Several sections of Latin Americans stood up, shaking their fists in protest, and left the Garden.
“And I’m confident that when you see what I can do, I will be your president for at least four more years—and maybe for the rest of my life if there are still enough states left to barter away to pay for universal health care, social security reform, the housing crisis, more sophisticated warplanes, cradle-to-grave education, and rights to the new hundred-mile-per gallon air car to sell to my homeland when the oil is almost depleted.
“Now you despicable pigs can see that America has more to gain with me in the White House, accepting me as I am, than you have to lose.”
With that, whole sections of Jews, Muslims, and Blacks filed to the exits. Many white pigs got up in angry unison and headed for the exits.
Obama did not look down. He was too busy reading a sure masterpiece, and did not see the silent protest rallying against him.
“I’m confident of that. In fact, I’ll wager my American citizenship on it—or that I can at least beat Hillary Clinton in bowling.”
He finished, and the remaining crowd – a tenth of what he started with – was at first deathly silent like they had just been bullwhipped. Had they witnessed a well-orchestrated ruse, and a massive sell-out? Yes, but lo and behold it was only a common variety of Obama sophistry. There was a lot of grumbling. They were shaking their heads, “How do we read it?” they asked.
The body temperature of those fearful souls watching on home television suddenly dropped 40 degrees. But in Madison Square Garden, on cue the dark mustachioed maestro struck up the band which played Yankee Doodle Dandy, ten thousand balloons drifted down from the rafters and you could hear the pop-pop noises on the floor and the shill crowd of now only five thousand, many who were paid a hundred bucks just to show up, came alive with cheers and chants: “Four more years, four more years…”
The next morning’s liberal press declared the speech a masterpiece, even better than Al Gore’s presidential global warming speech on Saturday Night Live where he said Global Warming had been defeated, even “glaciers that once were melting are now on the attack,” capturing parts of upper Michigan and northern Maine. “But I assure you, we will not let the glaciers win.”

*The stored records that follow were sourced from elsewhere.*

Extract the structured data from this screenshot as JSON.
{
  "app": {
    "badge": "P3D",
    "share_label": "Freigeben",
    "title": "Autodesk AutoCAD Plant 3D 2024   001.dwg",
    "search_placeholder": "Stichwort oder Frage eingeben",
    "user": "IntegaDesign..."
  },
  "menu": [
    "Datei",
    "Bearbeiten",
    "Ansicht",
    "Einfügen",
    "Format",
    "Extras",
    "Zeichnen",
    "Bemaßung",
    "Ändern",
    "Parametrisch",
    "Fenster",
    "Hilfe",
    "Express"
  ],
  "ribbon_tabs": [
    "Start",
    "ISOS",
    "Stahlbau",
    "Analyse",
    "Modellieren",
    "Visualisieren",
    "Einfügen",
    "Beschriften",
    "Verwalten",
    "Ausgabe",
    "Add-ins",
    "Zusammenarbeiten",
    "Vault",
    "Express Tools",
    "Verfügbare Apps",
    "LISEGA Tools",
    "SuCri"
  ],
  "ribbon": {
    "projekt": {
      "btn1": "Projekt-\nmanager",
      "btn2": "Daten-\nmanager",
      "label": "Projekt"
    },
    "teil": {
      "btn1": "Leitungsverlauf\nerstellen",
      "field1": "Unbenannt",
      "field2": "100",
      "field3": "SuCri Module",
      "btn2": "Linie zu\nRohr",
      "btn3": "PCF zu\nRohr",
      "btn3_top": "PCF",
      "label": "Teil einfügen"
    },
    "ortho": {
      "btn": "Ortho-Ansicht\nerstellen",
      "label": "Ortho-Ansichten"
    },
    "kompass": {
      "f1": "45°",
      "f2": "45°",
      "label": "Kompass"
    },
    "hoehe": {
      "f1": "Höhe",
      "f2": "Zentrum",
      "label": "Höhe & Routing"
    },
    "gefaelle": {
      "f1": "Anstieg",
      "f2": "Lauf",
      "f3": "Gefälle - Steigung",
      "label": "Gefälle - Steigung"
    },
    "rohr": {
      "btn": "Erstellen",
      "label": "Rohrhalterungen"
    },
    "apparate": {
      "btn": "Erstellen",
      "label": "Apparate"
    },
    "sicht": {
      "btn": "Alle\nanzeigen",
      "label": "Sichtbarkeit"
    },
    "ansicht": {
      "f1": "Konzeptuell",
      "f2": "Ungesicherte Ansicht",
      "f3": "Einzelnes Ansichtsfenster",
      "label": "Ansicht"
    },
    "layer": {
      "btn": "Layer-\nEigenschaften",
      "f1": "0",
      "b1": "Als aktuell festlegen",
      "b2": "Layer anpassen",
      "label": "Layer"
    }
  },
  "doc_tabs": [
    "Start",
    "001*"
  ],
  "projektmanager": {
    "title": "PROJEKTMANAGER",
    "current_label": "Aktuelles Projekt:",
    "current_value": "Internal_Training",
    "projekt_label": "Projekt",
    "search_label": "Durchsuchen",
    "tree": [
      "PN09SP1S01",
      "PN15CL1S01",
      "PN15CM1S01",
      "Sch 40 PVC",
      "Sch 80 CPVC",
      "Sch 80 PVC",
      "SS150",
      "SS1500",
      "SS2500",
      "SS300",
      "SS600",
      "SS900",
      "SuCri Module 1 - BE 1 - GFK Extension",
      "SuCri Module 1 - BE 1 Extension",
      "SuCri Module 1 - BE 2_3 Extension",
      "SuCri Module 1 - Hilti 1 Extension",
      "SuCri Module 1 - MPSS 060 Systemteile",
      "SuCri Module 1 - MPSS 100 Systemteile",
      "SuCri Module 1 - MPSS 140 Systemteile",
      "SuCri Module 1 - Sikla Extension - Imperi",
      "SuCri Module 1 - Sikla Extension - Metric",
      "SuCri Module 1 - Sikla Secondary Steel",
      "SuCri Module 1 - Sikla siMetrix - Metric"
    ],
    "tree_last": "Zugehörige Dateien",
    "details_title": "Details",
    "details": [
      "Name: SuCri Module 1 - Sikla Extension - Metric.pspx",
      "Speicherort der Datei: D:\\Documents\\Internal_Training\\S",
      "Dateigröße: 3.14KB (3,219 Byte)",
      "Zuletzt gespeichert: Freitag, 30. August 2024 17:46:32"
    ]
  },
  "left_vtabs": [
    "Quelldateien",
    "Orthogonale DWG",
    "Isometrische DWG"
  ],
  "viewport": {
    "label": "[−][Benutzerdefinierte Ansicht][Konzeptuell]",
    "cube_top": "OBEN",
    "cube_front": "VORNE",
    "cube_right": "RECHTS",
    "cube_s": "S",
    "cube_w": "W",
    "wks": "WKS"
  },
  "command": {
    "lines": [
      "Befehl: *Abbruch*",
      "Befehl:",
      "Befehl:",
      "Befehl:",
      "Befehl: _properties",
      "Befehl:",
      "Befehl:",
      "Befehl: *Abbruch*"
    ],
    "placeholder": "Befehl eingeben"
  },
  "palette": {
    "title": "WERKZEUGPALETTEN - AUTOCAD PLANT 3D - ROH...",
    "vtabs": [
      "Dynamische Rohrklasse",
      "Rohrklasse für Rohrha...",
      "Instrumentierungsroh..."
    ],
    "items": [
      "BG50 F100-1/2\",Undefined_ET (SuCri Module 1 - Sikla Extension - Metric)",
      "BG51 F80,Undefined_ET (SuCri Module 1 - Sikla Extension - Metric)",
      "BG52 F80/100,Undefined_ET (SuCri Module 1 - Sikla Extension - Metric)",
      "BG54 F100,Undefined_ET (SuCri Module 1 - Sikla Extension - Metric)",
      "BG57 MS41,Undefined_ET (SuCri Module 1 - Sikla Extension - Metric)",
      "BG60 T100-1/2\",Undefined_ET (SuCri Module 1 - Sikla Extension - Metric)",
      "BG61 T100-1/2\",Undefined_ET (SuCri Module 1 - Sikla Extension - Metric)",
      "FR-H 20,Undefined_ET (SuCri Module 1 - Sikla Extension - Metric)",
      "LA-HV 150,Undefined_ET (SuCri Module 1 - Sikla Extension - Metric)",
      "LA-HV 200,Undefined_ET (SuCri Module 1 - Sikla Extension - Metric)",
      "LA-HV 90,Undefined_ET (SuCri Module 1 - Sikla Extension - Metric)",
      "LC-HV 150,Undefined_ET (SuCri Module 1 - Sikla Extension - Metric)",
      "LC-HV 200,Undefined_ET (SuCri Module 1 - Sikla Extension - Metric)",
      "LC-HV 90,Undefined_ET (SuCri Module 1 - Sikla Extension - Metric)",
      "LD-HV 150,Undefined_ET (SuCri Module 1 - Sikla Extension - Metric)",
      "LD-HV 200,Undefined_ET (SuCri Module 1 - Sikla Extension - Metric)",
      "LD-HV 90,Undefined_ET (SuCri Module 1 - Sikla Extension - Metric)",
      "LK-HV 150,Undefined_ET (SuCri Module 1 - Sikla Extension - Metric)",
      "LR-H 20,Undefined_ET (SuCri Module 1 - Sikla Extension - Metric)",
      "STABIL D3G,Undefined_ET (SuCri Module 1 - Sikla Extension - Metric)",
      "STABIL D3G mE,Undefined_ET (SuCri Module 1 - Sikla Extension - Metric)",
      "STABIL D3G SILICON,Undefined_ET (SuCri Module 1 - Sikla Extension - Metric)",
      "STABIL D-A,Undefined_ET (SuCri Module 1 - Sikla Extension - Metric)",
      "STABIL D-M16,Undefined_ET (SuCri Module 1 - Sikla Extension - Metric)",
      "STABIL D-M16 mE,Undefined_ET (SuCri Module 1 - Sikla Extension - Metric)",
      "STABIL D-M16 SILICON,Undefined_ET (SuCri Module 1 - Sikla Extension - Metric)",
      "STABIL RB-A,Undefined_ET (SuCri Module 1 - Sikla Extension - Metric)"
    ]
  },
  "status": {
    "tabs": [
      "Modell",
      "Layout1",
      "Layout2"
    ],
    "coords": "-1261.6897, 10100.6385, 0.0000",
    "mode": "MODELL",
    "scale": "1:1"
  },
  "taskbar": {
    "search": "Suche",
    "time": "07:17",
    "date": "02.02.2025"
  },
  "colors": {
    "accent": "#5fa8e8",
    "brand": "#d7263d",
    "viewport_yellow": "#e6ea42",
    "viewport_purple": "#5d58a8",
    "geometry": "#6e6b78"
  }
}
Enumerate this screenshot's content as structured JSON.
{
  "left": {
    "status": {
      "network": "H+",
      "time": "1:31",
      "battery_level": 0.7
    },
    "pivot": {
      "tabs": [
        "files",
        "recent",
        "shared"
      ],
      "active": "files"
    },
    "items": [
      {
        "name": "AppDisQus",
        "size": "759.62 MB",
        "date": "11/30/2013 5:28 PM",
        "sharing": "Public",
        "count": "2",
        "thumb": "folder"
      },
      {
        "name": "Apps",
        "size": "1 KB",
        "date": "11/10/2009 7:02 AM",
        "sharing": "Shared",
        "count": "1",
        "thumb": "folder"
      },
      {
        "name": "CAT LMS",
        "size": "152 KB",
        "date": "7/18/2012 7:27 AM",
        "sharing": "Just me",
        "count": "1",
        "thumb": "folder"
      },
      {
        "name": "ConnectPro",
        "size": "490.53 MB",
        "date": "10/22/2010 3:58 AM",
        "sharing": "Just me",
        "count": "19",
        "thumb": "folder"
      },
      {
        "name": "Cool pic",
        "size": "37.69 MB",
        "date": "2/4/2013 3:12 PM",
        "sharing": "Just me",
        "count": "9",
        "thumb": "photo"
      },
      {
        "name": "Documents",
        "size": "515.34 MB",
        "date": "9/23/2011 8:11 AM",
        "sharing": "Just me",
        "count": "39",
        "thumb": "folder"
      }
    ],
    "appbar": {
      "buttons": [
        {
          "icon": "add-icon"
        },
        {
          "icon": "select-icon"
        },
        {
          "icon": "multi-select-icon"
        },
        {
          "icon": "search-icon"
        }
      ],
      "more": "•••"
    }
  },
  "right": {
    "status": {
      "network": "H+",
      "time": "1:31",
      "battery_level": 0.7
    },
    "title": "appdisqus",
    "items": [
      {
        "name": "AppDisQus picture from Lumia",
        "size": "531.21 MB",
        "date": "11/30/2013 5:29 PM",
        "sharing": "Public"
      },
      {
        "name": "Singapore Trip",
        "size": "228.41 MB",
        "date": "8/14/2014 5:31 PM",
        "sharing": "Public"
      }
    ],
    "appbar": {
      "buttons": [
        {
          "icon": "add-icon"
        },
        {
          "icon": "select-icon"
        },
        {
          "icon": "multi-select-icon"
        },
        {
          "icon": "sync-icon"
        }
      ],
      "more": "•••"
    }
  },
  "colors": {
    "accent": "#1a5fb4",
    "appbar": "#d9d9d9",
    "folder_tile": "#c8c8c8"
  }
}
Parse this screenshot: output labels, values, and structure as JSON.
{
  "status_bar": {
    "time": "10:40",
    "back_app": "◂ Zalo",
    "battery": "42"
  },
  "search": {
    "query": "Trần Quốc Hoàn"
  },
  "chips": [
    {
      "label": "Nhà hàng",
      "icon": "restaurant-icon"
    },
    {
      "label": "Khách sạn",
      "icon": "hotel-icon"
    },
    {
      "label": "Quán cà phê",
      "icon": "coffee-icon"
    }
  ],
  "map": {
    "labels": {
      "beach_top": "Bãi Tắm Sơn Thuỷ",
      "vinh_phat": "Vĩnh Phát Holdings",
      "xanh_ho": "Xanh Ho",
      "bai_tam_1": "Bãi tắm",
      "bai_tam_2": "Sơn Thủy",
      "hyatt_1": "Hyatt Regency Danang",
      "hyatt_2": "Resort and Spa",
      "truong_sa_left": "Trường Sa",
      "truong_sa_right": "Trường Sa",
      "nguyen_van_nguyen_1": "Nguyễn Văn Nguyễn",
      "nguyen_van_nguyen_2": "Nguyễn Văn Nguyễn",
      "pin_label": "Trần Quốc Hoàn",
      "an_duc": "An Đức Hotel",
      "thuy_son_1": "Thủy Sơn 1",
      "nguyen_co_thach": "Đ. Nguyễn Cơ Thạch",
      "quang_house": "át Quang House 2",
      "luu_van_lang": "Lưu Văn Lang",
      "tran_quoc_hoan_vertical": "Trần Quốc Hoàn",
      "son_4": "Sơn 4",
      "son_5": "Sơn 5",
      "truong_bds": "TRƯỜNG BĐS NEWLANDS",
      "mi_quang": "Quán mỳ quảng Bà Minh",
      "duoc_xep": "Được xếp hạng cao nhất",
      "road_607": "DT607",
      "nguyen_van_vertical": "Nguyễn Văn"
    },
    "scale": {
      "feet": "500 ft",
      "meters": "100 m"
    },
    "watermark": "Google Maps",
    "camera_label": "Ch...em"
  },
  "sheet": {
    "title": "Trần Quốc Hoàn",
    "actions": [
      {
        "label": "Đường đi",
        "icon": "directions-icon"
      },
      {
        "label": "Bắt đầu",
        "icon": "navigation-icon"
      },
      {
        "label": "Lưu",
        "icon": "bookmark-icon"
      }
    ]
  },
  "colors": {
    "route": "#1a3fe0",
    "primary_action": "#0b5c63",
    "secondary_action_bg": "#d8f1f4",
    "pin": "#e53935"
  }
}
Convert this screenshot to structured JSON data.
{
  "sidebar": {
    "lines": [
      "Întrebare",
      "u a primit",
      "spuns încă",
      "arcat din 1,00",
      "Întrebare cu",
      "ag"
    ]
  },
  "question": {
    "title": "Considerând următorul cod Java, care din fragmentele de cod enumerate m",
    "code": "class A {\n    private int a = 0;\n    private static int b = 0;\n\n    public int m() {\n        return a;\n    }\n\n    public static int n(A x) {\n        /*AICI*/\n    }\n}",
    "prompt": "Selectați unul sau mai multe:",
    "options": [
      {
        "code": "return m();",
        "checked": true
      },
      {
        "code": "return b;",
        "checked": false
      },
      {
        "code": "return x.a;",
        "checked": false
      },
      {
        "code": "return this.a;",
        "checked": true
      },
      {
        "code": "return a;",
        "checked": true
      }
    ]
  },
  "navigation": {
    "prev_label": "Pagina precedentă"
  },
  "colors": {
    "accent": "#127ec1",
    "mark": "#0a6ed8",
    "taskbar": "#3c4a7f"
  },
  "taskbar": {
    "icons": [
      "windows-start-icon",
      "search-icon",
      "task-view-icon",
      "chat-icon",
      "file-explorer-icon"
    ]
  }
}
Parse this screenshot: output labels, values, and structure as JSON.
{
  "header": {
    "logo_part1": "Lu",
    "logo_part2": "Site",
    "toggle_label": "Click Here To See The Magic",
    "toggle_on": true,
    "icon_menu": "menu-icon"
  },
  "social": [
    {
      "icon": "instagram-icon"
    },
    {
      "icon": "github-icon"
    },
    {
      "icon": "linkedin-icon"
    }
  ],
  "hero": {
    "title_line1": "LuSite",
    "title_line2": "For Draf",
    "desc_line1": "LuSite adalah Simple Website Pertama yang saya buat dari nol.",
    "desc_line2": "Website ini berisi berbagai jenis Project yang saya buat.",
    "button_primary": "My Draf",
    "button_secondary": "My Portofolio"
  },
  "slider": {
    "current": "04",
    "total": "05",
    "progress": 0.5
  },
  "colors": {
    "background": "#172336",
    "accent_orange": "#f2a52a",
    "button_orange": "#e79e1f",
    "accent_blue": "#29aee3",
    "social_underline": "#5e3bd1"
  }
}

Obama was sure he had frozen the minds of the Democrats; and the curly-cue-tail Republican pugs and conservative swine that were already in retreat mode would never win another election. On the other hand, Obama’s strong rhetoric had just trumped his U.S. citizenship deficiency.